• [Activity] The output is a word-for-word repeat of the listing below, free of images.

(Records shown Opens)

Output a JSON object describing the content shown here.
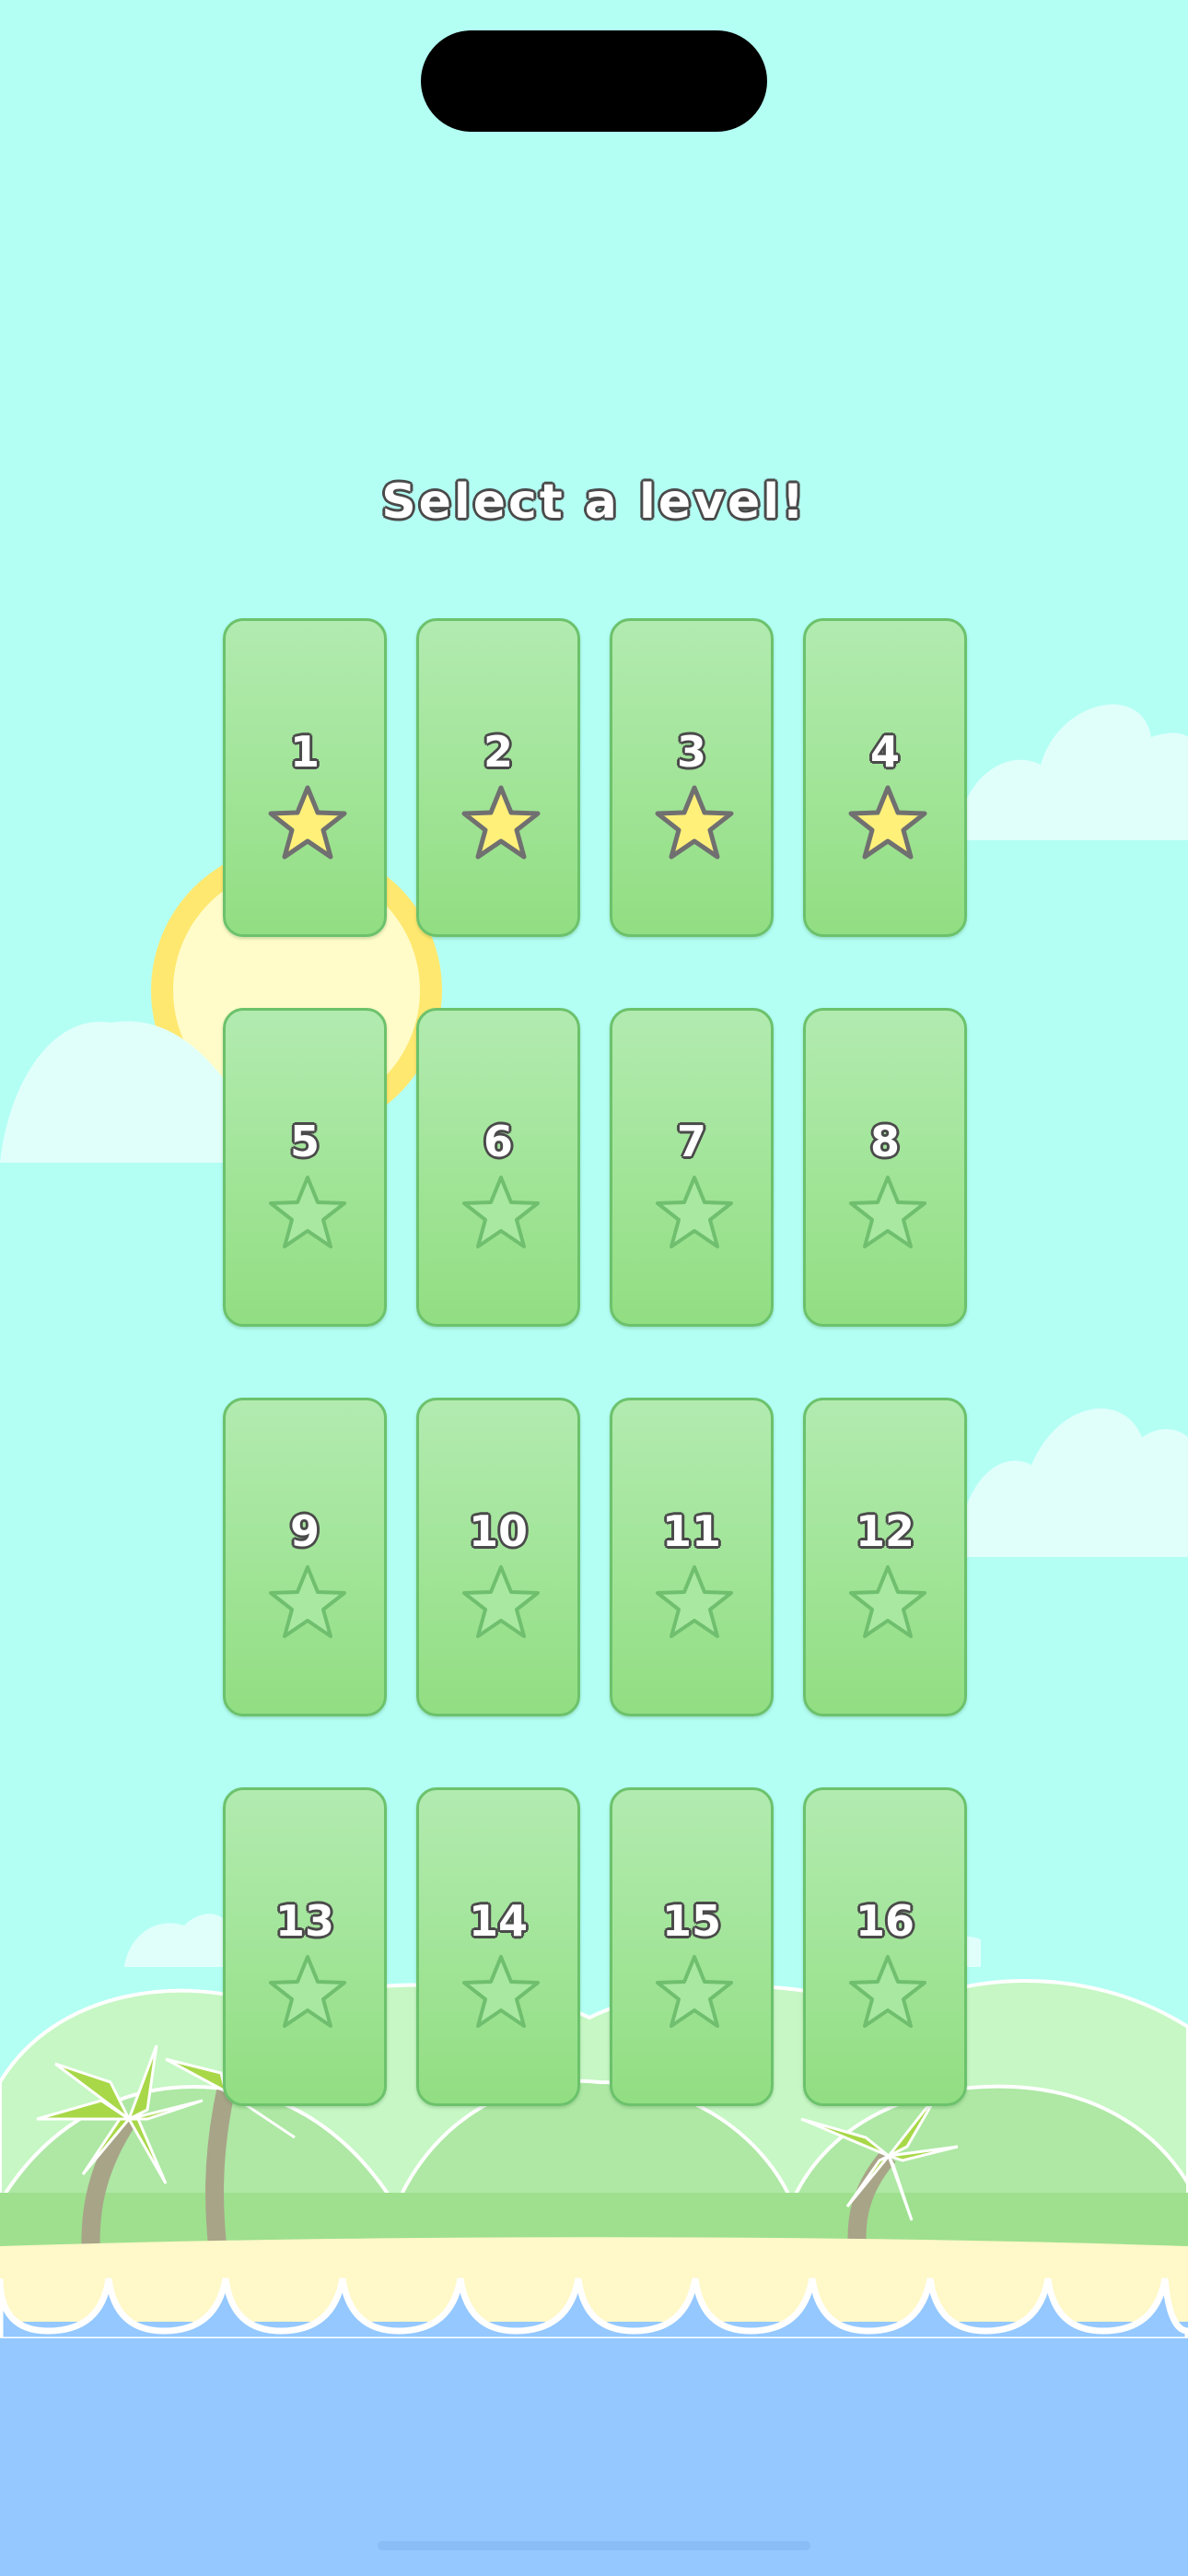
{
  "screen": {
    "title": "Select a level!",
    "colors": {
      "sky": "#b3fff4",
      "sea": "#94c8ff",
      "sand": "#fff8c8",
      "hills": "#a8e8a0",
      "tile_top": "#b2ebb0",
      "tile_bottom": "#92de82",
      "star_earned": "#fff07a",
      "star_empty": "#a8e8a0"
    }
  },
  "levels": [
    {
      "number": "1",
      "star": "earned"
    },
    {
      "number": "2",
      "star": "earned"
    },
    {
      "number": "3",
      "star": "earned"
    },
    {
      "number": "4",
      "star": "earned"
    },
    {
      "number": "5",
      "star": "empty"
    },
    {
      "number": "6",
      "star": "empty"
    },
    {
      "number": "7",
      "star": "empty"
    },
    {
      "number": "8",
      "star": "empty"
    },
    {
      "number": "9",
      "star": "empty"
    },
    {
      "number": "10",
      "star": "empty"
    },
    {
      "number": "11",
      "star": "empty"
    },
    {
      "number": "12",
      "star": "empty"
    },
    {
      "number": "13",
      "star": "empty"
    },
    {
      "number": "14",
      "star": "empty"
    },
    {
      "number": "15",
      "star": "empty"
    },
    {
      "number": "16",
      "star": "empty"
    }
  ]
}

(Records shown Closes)

• [Response area]
Output a JSON object describing the content shown here.
{
  "screen": {
    "title": "Select a level!",
    "colors": {
      "sky": "#b3fff4",
      "sea": "#94c8ff",
      "sand": "#fff8c8",
      "hills": "#a8e8a0",
      "tile_top": "#b2ebb0",
      "tile_bottom": "#92de82",
      "star_earned": "#fff07a",
      "star_empty": "#a8e8a0"
    }
  },
  "levels": [
    {
      "number": "1",
      "star": "earned"
    },
    {
      "number": "2",
      "star": "earned"
    },
    {
      "number": "3",
      "star": "earned"
    },
    {
      "number": "4",
      "star": "earned"
    },
    {
      "number": "5",
      "star": "empty"
    },
    {
      "number": "6",
      "star": "empty"
    },
    {
      "number": "7",
      "star": "empty"
    },
    {
      "number": "8",
      "star": "empty"
    },
    {
      "number": "9",
      "star": "empty"
    },
    {
      "number": "10",
      "star": "empty"
    },
    {
      "number": "11",
      "star": "empty"
    },
    {
      "number": "12",
      "star": "empty"
    },
    {
      "number": "13",
      "star": "empty"
    },
    {
      "number": "14",
      "star": "empty"
    },
    {
      "number": "15",
      "star": "empty"
    },
    {
      "number": "16",
      "star": "empty"
    }
  ]
}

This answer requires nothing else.